Guest post by: Mathias Zimmermann, Senior Manager, Solution Architecture, Network Services, NTT Communications
Around 6,000 participants attended Cisco's ‘EMEA User Conference’ at the end of January. The agenda included the still new SD-WAN technology, but the hype topic "Artificial Intelligence (AI)" was one of the stand-out discussions.
Up until two years ago, networks were very reactive and designed mostly with no intelligence. Only in the event of a failure would network traffic be rerouted with a second purchased backup line. When switching, high latencies and numerous packet losses resulted in the so-called ‘brown-out’ effect, similar to noisy TV pictures of the 1980s. Traditional (MPLS) networks (with isolated Hello packets) only checked whether the remote station was active, but not whether the network quality was acceptable.
Moving to a more agile network with end-to-end WAN optimization
Ever since software-defined WAN entered the scene as a new paradigm, this reality has changed. SD-WAN tests the connection quality and makes it possible to handle prioritized data traffic or redirect the traffic if necessary. Several lines can even be connected in parallel to add more bandwidth, however predict future states in terms of network traffic cannot be predicted.
Capacity management does not have the famous crystal ball either and quickly reaches its limits of predicting capacity bottlenecks. As a result, network administrators can only react to problems and for example, order new lines, if bandwidth is too low. However, these are often only made available after 90 to 120 days, which means the application performance will most likely have been downgraded.
At the same time, the ‘cloud first’ strategy is also taking its toll. Mobile users should be able to securely access multi-cloud applications from anywhere. Yet in reality this requires an agile network.
What makes a flexible network so special? On the one hand, a continuous WAN optimization instance which reduces application latency, or the overall data volume using package deduplication between different clouds. On the other hand, it’s the end-to-end visibility of the network. This provides insight into traffic patterns, current and future bandwidth requirements, and the overall network and application performance. Flexibility is also about extending the SD-WAN to cloud environments for consistent and high application performance.
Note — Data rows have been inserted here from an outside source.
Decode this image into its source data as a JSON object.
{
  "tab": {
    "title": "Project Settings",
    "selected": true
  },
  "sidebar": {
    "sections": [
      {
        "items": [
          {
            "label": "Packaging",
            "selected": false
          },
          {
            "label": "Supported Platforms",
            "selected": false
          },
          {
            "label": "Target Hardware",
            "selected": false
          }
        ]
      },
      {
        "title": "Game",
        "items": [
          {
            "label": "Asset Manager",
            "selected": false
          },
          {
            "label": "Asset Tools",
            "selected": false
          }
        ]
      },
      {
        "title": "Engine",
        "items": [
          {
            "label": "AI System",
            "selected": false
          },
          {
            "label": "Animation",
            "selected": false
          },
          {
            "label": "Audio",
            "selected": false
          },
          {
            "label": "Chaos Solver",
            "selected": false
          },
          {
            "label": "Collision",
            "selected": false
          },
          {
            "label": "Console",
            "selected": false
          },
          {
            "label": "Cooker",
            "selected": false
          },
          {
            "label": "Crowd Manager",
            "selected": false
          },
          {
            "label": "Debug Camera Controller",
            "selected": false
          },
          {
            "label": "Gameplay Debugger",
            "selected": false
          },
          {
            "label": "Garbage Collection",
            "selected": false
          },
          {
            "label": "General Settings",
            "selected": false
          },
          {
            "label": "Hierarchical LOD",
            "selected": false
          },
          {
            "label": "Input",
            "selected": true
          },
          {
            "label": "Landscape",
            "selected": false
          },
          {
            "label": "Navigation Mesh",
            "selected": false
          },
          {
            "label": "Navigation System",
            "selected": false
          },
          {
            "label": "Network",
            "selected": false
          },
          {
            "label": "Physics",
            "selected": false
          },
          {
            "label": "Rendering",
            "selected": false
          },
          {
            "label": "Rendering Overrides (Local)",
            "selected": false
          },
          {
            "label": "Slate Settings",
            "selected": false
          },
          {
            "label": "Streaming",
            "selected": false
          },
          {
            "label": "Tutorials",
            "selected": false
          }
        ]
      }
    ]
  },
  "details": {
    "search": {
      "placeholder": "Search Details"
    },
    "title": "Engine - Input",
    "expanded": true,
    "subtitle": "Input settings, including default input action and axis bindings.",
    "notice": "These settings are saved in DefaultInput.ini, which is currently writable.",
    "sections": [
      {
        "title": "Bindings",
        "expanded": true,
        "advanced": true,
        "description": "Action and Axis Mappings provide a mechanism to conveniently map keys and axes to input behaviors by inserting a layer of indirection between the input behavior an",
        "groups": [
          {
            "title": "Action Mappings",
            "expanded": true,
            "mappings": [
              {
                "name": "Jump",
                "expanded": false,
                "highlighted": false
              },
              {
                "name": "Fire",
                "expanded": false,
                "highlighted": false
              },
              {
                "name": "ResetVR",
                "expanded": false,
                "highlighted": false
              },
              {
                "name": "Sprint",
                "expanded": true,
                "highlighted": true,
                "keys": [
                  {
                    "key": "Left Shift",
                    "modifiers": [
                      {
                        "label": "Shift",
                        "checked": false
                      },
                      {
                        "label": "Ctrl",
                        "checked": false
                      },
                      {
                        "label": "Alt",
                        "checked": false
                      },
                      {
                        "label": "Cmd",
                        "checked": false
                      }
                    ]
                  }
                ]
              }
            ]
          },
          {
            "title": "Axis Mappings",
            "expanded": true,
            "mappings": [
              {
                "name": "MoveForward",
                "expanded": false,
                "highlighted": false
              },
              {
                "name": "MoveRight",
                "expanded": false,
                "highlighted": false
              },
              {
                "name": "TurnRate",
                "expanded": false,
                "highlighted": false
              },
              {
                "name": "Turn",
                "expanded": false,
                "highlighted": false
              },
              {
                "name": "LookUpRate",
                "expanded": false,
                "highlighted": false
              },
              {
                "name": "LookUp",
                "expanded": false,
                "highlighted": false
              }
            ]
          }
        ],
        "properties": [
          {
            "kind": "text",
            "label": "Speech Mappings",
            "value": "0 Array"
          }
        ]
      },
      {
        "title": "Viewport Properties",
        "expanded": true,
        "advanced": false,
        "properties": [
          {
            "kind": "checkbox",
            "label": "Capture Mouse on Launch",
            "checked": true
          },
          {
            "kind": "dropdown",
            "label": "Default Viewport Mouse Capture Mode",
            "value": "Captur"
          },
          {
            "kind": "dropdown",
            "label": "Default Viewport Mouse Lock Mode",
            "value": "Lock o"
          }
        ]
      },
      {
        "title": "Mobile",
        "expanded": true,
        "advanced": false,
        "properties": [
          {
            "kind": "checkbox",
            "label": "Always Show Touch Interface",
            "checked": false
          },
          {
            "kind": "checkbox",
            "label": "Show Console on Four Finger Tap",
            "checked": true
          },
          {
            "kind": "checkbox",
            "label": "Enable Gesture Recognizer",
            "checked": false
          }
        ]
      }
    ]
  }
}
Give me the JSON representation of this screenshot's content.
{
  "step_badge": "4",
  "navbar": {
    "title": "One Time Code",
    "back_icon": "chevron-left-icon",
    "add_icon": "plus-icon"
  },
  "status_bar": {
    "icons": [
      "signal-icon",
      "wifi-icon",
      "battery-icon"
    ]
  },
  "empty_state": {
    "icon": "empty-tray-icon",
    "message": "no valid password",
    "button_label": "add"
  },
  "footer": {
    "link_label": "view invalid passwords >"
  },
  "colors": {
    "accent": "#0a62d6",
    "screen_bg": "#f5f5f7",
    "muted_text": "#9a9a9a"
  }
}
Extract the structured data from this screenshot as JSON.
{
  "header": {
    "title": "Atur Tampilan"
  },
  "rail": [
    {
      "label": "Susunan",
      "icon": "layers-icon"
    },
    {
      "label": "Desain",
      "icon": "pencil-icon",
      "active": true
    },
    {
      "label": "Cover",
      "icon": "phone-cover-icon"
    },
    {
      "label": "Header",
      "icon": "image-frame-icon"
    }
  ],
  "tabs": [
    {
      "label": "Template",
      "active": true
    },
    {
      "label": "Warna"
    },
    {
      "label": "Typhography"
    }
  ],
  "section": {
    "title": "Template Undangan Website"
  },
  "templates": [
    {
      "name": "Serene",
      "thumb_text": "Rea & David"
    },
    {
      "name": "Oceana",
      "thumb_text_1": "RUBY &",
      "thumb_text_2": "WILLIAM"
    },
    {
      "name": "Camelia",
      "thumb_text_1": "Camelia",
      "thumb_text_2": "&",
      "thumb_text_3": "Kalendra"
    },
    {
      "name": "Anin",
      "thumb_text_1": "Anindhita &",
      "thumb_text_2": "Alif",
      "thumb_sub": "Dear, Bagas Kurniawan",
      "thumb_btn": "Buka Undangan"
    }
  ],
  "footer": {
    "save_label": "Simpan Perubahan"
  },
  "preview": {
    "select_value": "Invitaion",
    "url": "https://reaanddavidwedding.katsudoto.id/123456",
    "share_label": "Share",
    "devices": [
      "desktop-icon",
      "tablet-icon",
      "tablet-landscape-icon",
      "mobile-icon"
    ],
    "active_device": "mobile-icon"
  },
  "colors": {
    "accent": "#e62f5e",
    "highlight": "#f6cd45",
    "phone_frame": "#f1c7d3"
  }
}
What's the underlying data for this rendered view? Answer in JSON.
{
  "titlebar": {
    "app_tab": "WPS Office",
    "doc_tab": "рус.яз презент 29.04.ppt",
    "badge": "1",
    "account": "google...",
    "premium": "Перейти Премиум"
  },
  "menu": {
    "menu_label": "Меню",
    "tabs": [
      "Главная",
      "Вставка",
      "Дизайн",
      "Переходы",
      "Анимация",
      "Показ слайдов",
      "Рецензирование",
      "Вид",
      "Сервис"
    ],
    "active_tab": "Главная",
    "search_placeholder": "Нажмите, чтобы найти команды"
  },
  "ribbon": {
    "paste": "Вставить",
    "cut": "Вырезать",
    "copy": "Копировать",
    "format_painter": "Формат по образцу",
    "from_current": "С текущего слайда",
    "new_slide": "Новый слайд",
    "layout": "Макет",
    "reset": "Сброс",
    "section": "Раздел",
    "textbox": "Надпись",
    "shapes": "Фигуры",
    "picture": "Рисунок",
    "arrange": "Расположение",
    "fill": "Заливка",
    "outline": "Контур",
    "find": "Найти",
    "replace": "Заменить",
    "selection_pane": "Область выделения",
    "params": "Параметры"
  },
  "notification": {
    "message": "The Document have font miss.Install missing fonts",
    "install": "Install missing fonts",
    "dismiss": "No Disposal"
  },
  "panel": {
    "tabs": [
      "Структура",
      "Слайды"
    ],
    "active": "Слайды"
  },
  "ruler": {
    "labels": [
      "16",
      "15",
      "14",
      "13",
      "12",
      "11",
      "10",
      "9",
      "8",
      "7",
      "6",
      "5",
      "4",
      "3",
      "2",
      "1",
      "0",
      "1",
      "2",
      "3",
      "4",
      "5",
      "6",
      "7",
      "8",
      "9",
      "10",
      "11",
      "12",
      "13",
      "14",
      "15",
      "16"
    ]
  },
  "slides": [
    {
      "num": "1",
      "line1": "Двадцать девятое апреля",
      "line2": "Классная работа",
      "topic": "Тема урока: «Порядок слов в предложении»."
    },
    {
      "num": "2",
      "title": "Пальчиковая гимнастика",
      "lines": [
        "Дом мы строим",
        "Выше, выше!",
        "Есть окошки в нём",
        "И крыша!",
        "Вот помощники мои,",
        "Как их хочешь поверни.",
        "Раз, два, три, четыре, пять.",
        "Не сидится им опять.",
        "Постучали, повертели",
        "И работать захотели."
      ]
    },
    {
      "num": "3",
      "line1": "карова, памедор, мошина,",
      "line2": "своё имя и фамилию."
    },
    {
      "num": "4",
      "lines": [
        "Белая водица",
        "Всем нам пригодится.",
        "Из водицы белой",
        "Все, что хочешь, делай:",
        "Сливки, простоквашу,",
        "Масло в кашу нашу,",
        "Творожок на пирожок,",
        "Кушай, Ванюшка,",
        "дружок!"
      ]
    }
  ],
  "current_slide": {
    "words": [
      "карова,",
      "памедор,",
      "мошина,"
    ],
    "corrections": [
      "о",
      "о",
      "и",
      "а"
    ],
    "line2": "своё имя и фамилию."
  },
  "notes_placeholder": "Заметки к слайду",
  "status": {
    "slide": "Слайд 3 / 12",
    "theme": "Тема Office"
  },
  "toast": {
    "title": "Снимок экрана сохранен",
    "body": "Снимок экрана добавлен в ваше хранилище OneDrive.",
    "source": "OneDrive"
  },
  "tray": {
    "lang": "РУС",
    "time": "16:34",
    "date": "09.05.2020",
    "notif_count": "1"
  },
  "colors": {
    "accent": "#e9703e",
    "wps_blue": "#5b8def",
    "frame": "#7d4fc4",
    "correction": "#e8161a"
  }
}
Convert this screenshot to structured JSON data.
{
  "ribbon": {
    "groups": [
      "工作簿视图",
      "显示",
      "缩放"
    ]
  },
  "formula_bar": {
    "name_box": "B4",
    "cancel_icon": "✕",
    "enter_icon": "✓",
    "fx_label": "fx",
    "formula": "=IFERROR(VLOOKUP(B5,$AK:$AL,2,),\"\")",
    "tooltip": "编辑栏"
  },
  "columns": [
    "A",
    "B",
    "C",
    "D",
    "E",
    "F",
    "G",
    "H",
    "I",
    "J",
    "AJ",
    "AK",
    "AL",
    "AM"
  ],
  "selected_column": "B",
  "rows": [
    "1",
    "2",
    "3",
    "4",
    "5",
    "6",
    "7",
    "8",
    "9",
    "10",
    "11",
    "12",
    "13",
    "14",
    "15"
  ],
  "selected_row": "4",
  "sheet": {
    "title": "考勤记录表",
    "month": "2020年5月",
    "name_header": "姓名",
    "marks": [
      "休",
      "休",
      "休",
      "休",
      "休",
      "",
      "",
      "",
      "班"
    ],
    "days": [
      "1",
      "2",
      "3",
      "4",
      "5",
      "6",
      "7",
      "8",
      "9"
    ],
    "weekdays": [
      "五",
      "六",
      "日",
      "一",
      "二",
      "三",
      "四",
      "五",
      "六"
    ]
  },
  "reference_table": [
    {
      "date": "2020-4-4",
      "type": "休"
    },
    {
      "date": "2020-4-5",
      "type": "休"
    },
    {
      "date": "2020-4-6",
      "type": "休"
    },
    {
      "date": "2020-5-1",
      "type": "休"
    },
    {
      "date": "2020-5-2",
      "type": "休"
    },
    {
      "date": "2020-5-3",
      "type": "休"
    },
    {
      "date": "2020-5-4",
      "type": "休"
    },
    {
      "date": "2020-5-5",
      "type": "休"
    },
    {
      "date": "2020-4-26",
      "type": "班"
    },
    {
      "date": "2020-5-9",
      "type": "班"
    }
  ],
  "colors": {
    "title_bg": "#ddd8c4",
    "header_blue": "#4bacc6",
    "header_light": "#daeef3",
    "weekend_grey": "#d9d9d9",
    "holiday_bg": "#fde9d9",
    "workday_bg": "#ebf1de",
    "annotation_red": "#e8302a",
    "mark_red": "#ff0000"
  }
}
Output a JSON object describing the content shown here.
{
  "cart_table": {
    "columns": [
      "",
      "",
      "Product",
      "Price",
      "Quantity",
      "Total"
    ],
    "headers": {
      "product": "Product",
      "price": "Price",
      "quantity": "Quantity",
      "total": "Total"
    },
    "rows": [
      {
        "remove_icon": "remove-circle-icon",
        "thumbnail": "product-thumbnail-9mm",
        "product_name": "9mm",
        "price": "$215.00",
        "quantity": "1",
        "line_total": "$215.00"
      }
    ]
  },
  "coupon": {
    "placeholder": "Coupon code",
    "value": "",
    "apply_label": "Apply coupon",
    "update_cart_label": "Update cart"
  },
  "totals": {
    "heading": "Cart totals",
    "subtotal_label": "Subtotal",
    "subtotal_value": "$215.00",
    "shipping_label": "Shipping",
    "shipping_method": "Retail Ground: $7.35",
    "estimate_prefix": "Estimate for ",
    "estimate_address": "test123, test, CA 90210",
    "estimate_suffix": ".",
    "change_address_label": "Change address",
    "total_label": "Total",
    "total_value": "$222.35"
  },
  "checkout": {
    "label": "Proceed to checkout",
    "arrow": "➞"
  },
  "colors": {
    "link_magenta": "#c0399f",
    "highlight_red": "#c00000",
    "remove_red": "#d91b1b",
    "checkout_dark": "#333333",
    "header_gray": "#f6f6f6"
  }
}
Acting with foresight: SD-WAN and AI
SD-WAN vendors such as Silver Peak and Cisco are working at furious speeds towards adding machine learning and AI to their solutions. This approach goes far beyond the usual automation and use of templates.
With AI embedded, network devices no longer need to be configured individually with SD-WAN. Instead this is done by an orchestrator that distributes the data using programmed templates. Depending on the network situation, it sends the pre-defined config to the end devices. Although information comes back from these devices, the central control unit does not use it. This is where the AI comes in to play: It can evaluate all statistics and recognize long-term behaviour patterns, correlations, and anomalies in the network. In the future, Cisco’s vAnalytics will not only read the network performance data from the orchestrator but will also use it for orchestration.
The result would be a more agile network, with foresighted decisions being taken. The network traffic could be redirected on a proactive basis.
It would also be significantly easier to identify new applications. Determining whether the applications are voice, video, real-time or transactional would be much more seamless. At the moment, unidentified applications are the norm. The problem being that as of today traditional methods do not always correctly identify constantly changing real-time applications. For real-time traffic, this can lead to WAN congestion or brown-out.